In any case a rice bale is generally around 2.5 feet long. You can see two bales fitting end-to-end across the width of the boat in the foreground, giving us a width of 5 feet. Allowing for the hull planking and rail, say maybe 6 feet across.
The most important clue is the shape of the bow, and the run of the planks there. If you zoom in, you can just make out that the seams of the planks appear to be roughly parallel with the stem, or miyoshi. This is a style of bow planking that is unique to Lake Biwa.
Fortunately, I have a copy of the english language version of a book on marukobune, which is a well known boat type that sailed on Lake Biwa. Besides the marukobune, it has some small drawings and descriptions of many other types of boats in the Lake Biwa region.
I actually happened to already have an idea of what the boat in the photo was based on what it was carrying and the narrow canal it was on, so I knew what to look up. Sure enough, I found a boat type called a sosuibune, or canal boat.
The sosuibune were developed in the late 1800s, specifically to navigate the newly built canals that were constructed to carry fresh water and to provide a transportation link from Lake Biwa to the city of Kyōto. Sosuibune carried rice and firewook to Kyōto and apparently returned with finished good and material for kimonos.
The details on their size is a little bit limited in the marukobune book, but it does tell us that the boats were about 6-shaku wide, which is almost exactly 6 feet, and a depth of 2-shaku. From a very small drawing in the book, I was able to work out that the boats must have been about 35-shaku long. Again, that’s about 35 feet.
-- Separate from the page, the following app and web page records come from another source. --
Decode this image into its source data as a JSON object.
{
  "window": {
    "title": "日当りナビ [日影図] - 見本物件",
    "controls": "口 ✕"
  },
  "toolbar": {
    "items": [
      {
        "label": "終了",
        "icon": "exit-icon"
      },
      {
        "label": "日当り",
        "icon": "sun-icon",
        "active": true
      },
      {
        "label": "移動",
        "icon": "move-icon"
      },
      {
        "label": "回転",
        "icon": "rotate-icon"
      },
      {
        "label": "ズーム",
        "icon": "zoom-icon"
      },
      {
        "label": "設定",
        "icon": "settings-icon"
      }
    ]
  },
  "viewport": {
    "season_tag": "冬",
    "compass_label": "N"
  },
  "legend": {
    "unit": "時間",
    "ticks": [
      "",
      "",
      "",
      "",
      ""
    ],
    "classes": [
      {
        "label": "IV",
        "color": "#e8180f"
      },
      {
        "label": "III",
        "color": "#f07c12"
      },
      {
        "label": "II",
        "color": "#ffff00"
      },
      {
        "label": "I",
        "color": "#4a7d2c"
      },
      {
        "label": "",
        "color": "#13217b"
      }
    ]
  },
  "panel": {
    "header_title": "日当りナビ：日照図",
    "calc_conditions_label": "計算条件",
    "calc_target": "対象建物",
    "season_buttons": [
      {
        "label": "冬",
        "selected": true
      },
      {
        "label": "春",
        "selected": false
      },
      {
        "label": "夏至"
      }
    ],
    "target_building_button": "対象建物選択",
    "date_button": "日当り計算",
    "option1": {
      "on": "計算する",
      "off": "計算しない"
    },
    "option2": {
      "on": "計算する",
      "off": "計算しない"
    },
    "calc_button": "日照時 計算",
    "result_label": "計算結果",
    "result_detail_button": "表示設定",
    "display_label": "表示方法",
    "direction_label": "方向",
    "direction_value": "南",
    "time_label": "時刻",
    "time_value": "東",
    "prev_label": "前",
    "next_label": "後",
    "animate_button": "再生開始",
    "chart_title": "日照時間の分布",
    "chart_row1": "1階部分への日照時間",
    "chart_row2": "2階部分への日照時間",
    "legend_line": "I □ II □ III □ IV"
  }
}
The boats are described as having a carrying capacity of 30 koku, which apparently works out to 75 bales of rice.
As a model subject, it seems like a fairly simple boat, with the most interesting feature being the planked bow, which is called Heita style. This creates a more rounded bow, rather than the sharp pointed bow that is common to so many Japanese boats, and creates more interior capacity.
The only drawings are pretty fuzzy, and I’ve contacted the Lake Biwa Museum about finding other drawings, but they weren’t much help. However, the drawings in the book, with some careful image analysis and enhancement, should be able to result in a decent model. So, I may just make the attempt. Ω